In today’s U.S. we have a bit of both. A few years ago, my wife arranged for a part of the Pacific Symphony to play a concert at the Village of Hope. I noticed that the Village of Hope was supported by 90,000 donors giving about $40 a year, while the Pacific Symphony is supported by 40 donors giving about $90,000 a year. You can guess which I would have thought of as the Christian model, and which the pagan! On the other hand, I heard recently that Children’s Hospital of Los Angeles – hardly a Christian organization, as far as I know, is supported largely by small donations. So it seems that generosity and good works are not just a matter of ‘religious’ versus ‘non-religious’ organizations.
More than a hundred years ago, an Italian economist, Vilfredo Pareto, came up with the observation that he called the 80-20 rule. 80% of the money in a charitable campaign will be given by 20% of the donors; 80% of the volunteer work will be done by 20% of the people. Even in the commercial realm, 20% of the buyers of a product or service will be responsible for 80% of the quantity of sales of a product or service.
Now, if 80% of the income of the members of our congregation is received by 20% of the members of the congregation, so be it. At least we have an economically-diverse church. And our giving patterns will reflect that. But if giving is more 90% – 10%, that is not so healthy. The mentality of ‘the few and the rich will take care of us’ is not a good one, because it all the more empowers the ‘few and the rich’ to call the shots. ‘He who pays the piper calls the tune’ and all that.

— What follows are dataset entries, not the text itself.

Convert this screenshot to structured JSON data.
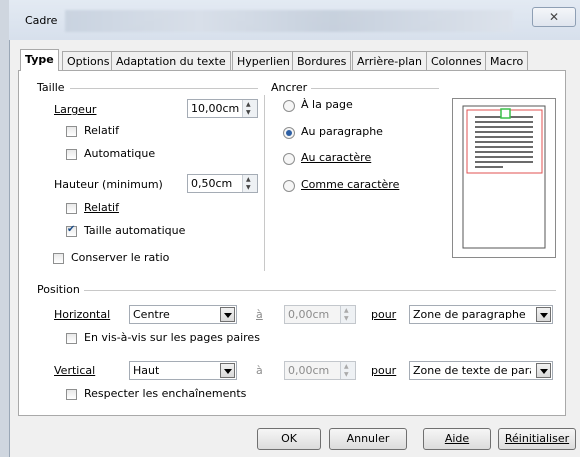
{
  "window": {
    "title": "Cadre",
    "close_glyph": "✕"
  },
  "tabs": [
    {
      "label": "Type",
      "active": true
    },
    {
      "label": "Options",
      "active": false
    },
    {
      "label": "Adaptation du texte",
      "active": false
    },
    {
      "label": "Hyperlien",
      "active": false
    },
    {
      "label": "Bordures",
      "active": false
    },
    {
      "label": "Arrière-plan",
      "active": false
    },
    {
      "label": "Colonnes",
      "active": false
    },
    {
      "label": "Macro",
      "active": false
    }
  ],
  "taille": {
    "group_label": "Taille",
    "largeur_label": "Largeur",
    "largeur_value": "10,00cm",
    "relatif_1_label": "Relatif",
    "relatif_1_checked": false,
    "automatique_label": "Automatique",
    "automatique_checked": false,
    "hauteur_label": "Hauteur (minimum)",
    "hauteur_value": "0,50cm",
    "relatif_2_label": "Relatif",
    "relatif_2_checked": false,
    "taille_auto_label": "Taille automatique",
    "taille_auto_checked": true,
    "conserver_ratio_label": "Conserver le ratio",
    "conserver_ratio_checked": false
  },
  "ancrer": {
    "group_label": "Ancrer",
    "options": [
      {
        "label": "À la page",
        "selected": false
      },
      {
        "label": "Au paragraphe",
        "selected": true
      },
      {
        "label": "Au caractère",
        "selected": false
      },
      {
        "label": "Comme caractère",
        "selected": false
      }
    ]
  },
  "position": {
    "group_label": "Position",
    "horizontal_label": "Horizontal",
    "horizontal_value": "Centre",
    "horizontal_a_label": "à",
    "horizontal_offset": "0,00cm",
    "horizontal_pour_label": "pour",
    "horizontal_pour_value": "Zone de paragraphe",
    "vis_a_vis_label": "En vis-à-vis sur les pages paires",
    "vis_a_vis_checked": false,
    "vertical_label": "Vertical",
    "vertical_value": "Haut",
    "vertical_a_label": "à",
    "vertical_offset": "0,00cm",
    "vertical_pour_label": "pour",
    "vertical_pour_value": "Zone de texte de para",
    "enchainements_label": "Respecter les enchaînements",
    "enchainements_checked": false
  },
  "buttons": {
    "ok": "OK",
    "annuler": "Annuler",
    "aide": "Aide",
    "reinitialiser": "Réinitialiser"
  },
  "colors": {
    "preview_frame": "#e05050",
    "preview_anchor": "#3cc04a"
  }
}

I realize that inequality is greater than it used to be, but the Christian vision of the ‘tithe’ [and this is one that is legitimately ‘Judeo-Christian’, much as I don’t like that word] is meant to open the opportunity for generosity to almost everyone, and that is its point. Furthermore, I’d add that I don’t ‘give back’ to ‘society’; I give back to God. And a lot of that is directed toward things in ‘society’ because “God so loved the world.”
Now a word about taxes. Taxes are a good thing, in that they support the many good things that governments do; but they are not philanthropy. They are something else entirely. Governments in the last couple of centuries have intruded themselves into areas once run by the church and by private efforts, like education, health, and welfare. But that is because private society and the church couldn’t handle it all. [Some say they might, if everyone tithed!]
But although I accept the reality of the welfare state, I insist that it is not an expression of the ‘compassion’ of a society, but rather a substitute for the deficiency of ‘compassion’ of a society. It’s as if we went to a part of the town where security guards were everywhere and high fences and wrought iron abounded [I love the beauty of the wrought iron of the eastern half of L.A., though I’m sorry about the reason for it!] and concluded that the people of this neighborhood had an unusually high moral commitment to the sanctity of private property and the immorality of theft and vandalism. Um, not quite.
In a society like Japan, where the people, not being Christian mostly, have through common grace a very high commitment to these ideals. And security guards, fences, and wrought iron do not abound. That is a very different thing.